Helen: Cirque du Soleil has long been known for transporting audiences to other worlds. At TORUK, audiences are swept away to the moon Pandora and the beautiful world of the Na'vi. The message behind AVATAR also matches our company ethos. It's a good fit.
Antony: The world of Pandora is so wide with possibilities; I think the source material is endless. Creating a live show was another way to expand that rich universe. The result is a true collaboration between the creative forces behind AVATAR and Cirque du Soleil.
What characters do you play in the show?
Helen: I operate all of our puppets - namely Viperwolves and Direhorses (both of whom fans will remember from the movie); Austrapedes (created especially for our show, but now part of the Pandora landscape); a gorgeous turtle creature, a turtapede, which we've nicknamed Jeff; and of course the terrifying Toruk!
I also start the show as a Na'vi. I play a member of the Omatikaya clan, and can be seen in an aerial drum and rope sequence.
Antony: The puppeteers on TORUK are known as the spirits of Eywa, the force that connects all living things on Pandora. I puppeteer one of the Viperwolves, who chase and hound the Na'vi; the Austrapedes, who are cute and funny birdlike creatures; and the Toruk itself, a terrifying, nightmare creature.
As puppeteers, we give life to all the creatures of Pandora, but we also give them voice and breath: we wear microphones and make all the sounds of the animals live on stage.
How do you keep the show fresh after all this time?
Helen: The show was created in 2015 and has been open a long time now. We've toured 22 countries and 95 cities so far... However, we're constantly tweaking it to keep it in tip-top shape.
Antony: On top of that, everyone trains regularly throughout the week, to keep up their strength and cardio. Our stage is almost 2,000 square metres and we manipulate large-scale puppets, so being a puppeteer on TORUK is physically demanding!
How much input do you get in the puppetry design process?
Helen: The puppets were elaborated by Patrick Martel, a professional puppet designer from Canada. As we added new creatures to the world of Pandora, it was a long process that started before the puppeteers arrived on the show.
However, we've since made some amendments to the physical, as through use, we have wanted minor modifications so that we can make them look as lifelike as possible. I'm the Artist Coach for puppetry on the show, so have collaborated with our props team and external puppet-makers several times to make these amendments.
Antony: Besides, we're encouraged to keep the moments and characters alive, so we all have input into the characters and choreographies.
Any advice for aspiring performers?
Antony: Practise, train and make as many connections and friends who are in the same field as you as you can.
Helen: Try everything! Don't get bogged down by the idea that you're a specific type of performer before you've even started.
I was totally convinced that I was going to be purely a 'straight' actress, performing Shakespeare. Now, I'm a circus puppeteer touring the world!

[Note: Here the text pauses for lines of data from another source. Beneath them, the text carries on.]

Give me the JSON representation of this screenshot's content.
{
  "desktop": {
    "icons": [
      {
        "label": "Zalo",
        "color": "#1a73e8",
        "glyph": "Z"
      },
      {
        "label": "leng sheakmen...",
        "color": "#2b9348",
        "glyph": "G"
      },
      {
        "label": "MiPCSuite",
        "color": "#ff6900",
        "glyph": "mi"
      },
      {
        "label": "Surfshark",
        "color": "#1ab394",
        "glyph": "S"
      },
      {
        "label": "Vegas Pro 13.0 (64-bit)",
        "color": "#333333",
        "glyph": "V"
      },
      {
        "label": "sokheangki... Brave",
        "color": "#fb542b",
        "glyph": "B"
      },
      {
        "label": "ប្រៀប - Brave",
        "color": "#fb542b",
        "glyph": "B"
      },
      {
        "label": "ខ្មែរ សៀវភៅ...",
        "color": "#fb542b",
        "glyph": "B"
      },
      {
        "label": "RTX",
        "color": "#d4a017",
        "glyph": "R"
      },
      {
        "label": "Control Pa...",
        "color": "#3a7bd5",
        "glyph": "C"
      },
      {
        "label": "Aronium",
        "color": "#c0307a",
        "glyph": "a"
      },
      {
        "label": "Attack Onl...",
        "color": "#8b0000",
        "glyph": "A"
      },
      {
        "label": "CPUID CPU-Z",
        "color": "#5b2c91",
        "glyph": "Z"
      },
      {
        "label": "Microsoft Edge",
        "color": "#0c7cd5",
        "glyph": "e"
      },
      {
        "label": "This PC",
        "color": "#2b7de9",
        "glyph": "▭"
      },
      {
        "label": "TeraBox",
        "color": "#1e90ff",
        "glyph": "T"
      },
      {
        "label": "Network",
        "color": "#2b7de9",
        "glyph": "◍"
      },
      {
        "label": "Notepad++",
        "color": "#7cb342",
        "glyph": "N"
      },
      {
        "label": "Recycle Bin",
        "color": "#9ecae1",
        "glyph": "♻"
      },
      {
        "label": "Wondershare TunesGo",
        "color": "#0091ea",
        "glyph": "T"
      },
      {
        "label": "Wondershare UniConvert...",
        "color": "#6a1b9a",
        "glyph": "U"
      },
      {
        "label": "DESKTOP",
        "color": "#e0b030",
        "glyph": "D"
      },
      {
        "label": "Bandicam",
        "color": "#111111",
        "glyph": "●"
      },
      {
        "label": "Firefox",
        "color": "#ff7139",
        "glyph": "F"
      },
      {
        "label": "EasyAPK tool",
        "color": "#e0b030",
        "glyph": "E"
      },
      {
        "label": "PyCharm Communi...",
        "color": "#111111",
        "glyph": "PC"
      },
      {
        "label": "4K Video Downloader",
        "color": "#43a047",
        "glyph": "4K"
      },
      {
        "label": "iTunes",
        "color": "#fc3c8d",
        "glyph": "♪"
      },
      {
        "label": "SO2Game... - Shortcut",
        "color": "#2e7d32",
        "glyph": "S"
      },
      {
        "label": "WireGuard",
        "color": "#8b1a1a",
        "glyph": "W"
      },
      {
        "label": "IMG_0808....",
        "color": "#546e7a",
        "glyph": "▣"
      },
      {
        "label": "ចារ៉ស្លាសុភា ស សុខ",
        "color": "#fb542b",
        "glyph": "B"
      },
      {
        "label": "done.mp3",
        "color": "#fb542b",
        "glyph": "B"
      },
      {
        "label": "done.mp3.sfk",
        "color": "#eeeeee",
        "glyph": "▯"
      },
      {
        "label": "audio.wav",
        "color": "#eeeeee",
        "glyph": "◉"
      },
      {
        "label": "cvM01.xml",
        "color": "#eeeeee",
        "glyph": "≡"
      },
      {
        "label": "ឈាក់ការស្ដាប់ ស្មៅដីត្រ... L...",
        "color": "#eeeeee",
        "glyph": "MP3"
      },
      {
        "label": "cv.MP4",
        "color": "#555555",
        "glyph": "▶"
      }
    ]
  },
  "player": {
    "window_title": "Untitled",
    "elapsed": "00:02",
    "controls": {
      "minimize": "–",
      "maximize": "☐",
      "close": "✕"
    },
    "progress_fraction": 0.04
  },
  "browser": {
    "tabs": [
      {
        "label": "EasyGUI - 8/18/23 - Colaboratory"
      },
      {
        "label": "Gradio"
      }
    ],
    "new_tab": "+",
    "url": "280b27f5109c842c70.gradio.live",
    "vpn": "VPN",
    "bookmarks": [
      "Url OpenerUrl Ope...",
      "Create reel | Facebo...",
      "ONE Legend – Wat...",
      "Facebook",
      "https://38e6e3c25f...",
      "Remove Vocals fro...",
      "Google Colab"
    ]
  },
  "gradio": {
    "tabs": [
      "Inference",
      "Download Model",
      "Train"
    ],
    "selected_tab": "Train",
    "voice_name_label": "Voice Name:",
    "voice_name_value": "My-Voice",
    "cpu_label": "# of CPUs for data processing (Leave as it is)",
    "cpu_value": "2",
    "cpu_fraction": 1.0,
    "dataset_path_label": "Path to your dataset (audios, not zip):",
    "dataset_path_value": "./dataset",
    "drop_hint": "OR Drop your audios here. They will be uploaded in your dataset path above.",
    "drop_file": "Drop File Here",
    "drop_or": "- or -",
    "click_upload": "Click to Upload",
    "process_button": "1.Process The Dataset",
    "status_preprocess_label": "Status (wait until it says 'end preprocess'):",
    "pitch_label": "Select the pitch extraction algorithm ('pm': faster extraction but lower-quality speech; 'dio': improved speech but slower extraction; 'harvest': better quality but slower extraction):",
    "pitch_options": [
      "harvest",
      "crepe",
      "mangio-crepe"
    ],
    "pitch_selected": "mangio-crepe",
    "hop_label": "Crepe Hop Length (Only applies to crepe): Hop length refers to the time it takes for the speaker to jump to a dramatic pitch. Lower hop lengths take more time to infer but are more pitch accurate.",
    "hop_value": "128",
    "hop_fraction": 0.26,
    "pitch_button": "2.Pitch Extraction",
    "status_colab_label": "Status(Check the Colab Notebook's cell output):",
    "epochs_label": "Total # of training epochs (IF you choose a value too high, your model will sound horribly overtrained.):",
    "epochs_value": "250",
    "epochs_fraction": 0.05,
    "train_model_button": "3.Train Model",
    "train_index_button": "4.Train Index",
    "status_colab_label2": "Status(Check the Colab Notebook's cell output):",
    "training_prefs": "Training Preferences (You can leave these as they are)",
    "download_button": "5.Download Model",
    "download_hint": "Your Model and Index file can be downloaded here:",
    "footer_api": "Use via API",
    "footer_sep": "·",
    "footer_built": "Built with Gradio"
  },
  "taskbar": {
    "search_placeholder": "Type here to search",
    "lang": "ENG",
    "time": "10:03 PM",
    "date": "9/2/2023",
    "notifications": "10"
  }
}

Be open to different skills and opportunities - you never know where it might lead.
If you had to operate one puppet for the rest of your life, which character would you be?
Helen: Definitely Jeff the turtapede. He's the easiest of our puppets to operate, but also lots of fun.
We basically get into the turtle-like shape and propel him forward with our feet. I think I could manage him well into my old age. The others might be a little difficult in later life.
Antony: For me, it would be the TORUK, for sure!
Why should people come to TORUK?
Helen: I think TORUK is unlike any other touring show that I've heard of. The scale, the projections and the sheer spectacle of the piece all make it an experience not to be missed.
Antony: It's a visual feast of incredible proportions. We have projections larger than five IMAX screens that cover the entire stage and showcase multiple landscapes of Pandora. Add the puppets, the music, the beautiful costumes, and the acrobatics... you get a beautiful show for the whole family.
TORUK - The First Flight at the O2 Arena June 26-30